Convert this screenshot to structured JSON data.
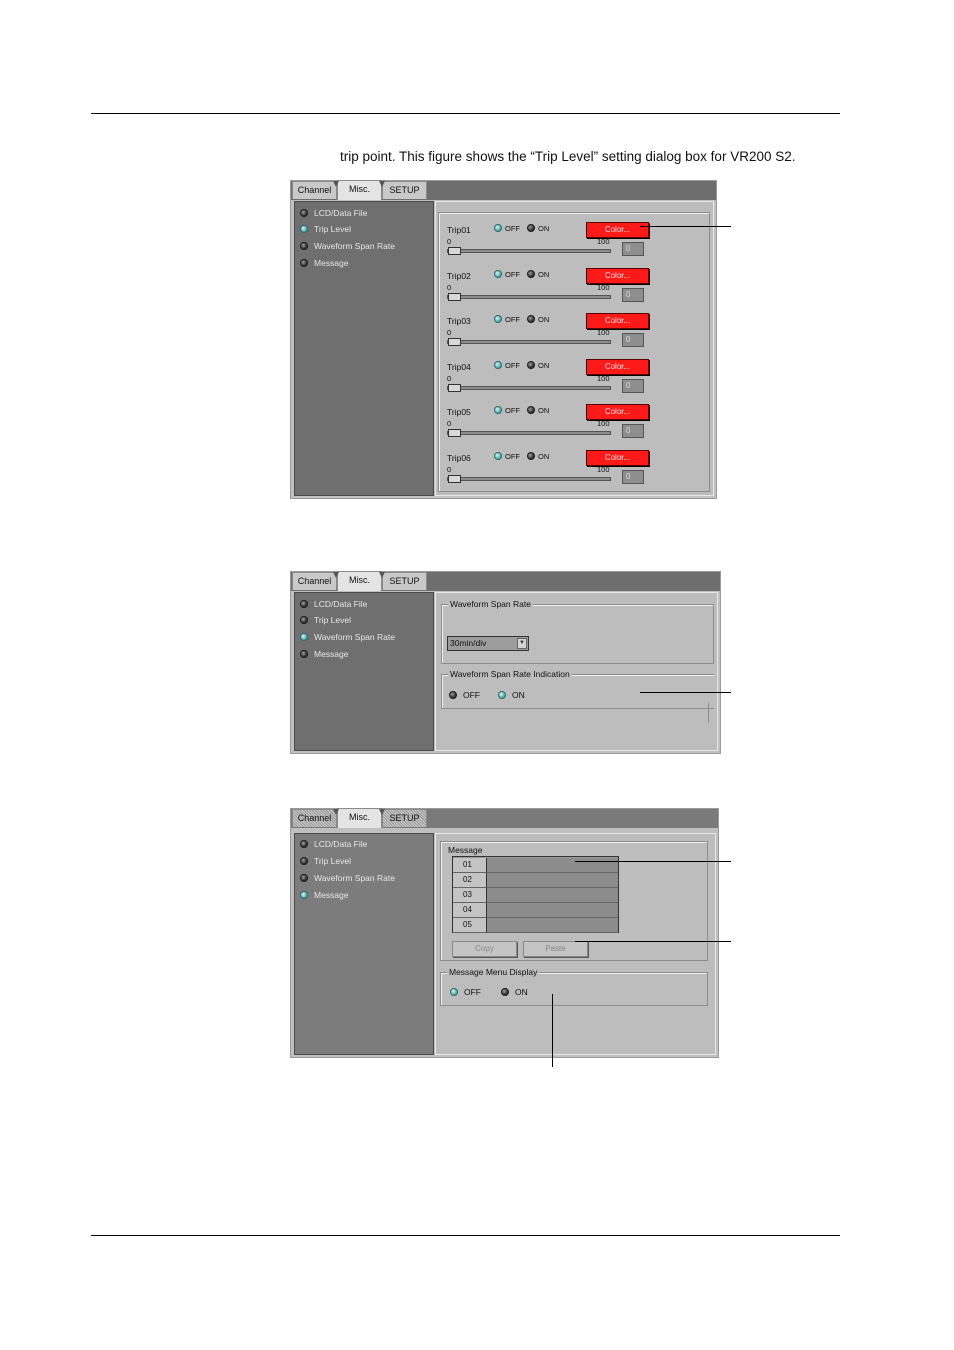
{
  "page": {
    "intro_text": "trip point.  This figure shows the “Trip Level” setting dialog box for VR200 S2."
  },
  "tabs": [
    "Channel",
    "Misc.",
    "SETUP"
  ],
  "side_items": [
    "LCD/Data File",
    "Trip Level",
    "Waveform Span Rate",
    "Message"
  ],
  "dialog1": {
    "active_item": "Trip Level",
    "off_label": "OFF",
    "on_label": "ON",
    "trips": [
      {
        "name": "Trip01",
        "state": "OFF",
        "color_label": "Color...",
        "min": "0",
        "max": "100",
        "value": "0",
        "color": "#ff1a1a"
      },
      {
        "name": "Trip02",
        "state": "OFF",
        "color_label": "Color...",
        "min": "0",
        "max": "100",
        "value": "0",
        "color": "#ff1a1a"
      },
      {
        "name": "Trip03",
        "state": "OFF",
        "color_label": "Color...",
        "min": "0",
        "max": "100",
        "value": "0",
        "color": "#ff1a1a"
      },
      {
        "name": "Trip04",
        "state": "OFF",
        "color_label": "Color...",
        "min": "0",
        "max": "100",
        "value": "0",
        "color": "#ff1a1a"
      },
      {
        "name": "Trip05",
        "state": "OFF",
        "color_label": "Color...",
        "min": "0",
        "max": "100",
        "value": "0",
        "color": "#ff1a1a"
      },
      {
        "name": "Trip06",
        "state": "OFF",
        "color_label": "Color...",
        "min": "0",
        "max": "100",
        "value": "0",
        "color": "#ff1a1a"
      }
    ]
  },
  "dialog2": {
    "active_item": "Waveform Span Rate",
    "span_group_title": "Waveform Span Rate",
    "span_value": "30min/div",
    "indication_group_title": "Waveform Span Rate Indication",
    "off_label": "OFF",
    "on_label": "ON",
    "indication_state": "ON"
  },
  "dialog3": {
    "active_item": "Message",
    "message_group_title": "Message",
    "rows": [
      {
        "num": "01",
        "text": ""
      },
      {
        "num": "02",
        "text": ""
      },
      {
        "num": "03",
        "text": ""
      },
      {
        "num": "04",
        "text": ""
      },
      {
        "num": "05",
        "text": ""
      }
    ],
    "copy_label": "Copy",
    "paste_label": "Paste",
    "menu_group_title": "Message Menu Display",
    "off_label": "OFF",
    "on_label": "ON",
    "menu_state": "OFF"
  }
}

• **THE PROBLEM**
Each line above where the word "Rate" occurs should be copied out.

• **OUTPUT BELOW**
    "Waveform Span Rate",
    "active_item": "Waveform Span Rate",
    "span_group_title": "Waveform Span Rate",
    "indication_group_title": "Waveform Span Rate Indication",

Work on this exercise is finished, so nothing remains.